Who am I to speak of your hard-heartedness? I am hard-hearted, so you must be too. However, if you are not hard-hearted, then it is unlikely that my calling you so will result in any anger at or criticism of me for doing so. That would be hard-heartedness. Of course I am simply projecting my attitudes onto you; this is what we tend to do. How could I recognize it in you if it weren't also in me? But since I do not know you and thus there is nothing for me to 'recognize', it must be that I am projecting a generalization onto you. But you need not receive it if it does not belong to you, as it does belong to me.

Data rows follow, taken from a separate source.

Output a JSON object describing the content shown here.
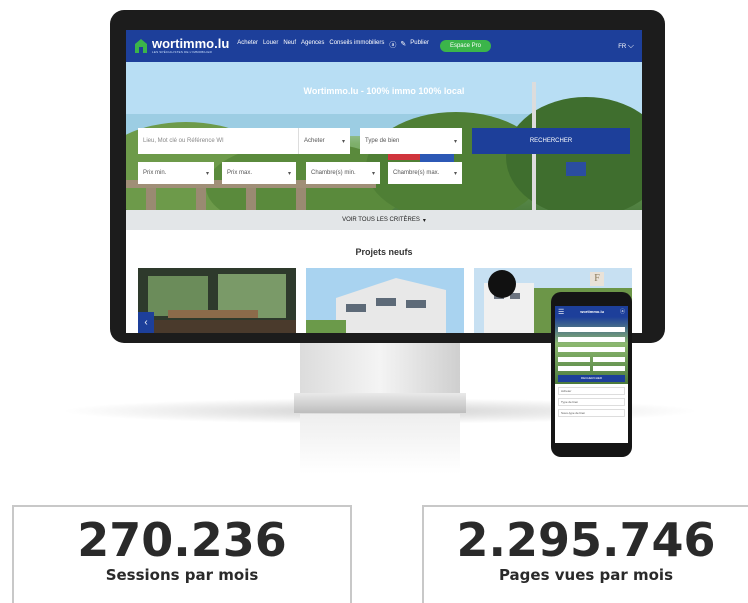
{
  "site": {
    "logo_text": "wortimmo.lu",
    "logo_tagline": "LES SPÉCIALISTES DE L'IMMOBILIER",
    "nav": [
      "Acheter",
      "Louer",
      "Neuf",
      "Agences",
      "Conseils immobiliers"
    ],
    "publish_label": "Publier",
    "pro_label": "Espace Pro",
    "lang": "FR",
    "tagline": "Wortimmo.lu - 100% immo 100% local",
    "search": {
      "location_placeholder": "Lieu, Mot clé ou Référence WI",
      "transaction": "Acheter",
      "property_type": "Type de bien",
      "submit": "RECHERCHER",
      "price_min": "Prix min.",
      "price_max": "Prix max.",
      "rooms_min": "Chambre(s) min.",
      "rooms_max": "Chambre(s) max.",
      "all_criteria": "VOIR TOUS LES CRITÈRES"
    },
    "section_title": "Projets neufs",
    "card_badge": "F"
  },
  "phone": {
    "rows": [
      "Acheter",
      "Type de bien",
      "Sous-type de bien"
    ],
    "search_label": "RECHERCHER"
  },
  "stats": [
    {
      "value": "270.236",
      "label": "Sessions par mois"
    },
    {
      "value": "2.295.746",
      "label": "Pages vues par mois"
    }
  ],
  "colors": {
    "brand_blue": "#1d3f9a",
    "pro_green": "#3bb54a"
  }
}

I am writing on the heels of the previous post where I refrained from commenting (much) on a quote from Susan Colin-Marx: "Everyone is doing the best they can at any given moment." But of course I can't really remain silent, though I did give you room to engage with it on your own. Did you? When I do, I discover my hard-heartedness. It may be the best they can do, but it isn't good enough. Isn't this just a way of avoiding dealing with your/my/their own 'badness'? What about the Sandy Hook shooter; was he doing the best he could do? (Resorting to the extremes seems to always provide us with a justification for our hard-heartedness.) Yes, he was; this is why we call him "sick".
The issue here, of course, is good and evil. It is not that the discrimination of right and wrong does not have its validity in the human experience, but that when we are unable to also transcend it we become hard-hearted. (That is belongs solely to the human experience is itself instructive.) But I really don't want to talk about right and wrong here, however germane it might be. I've blabbered enough about that.
All I really wish to do is suggest that there is a place of open-heartedness. And it is to realize this that I aspire, if for no other reason than that I know that it will bring greater peace to my own heart (and that, because it feels good). Yes, it's good for world peace and all that, but that is largely incidental to what motivates me.
Hard-heartedness has its roots in one's relationship to one's self; if I am hard-hearted toward others it can only be because I am hard-hearted toward myself, which brings us back to projection and "your hard-heartedness".
You can check out Scott's other miscellaneous writings here.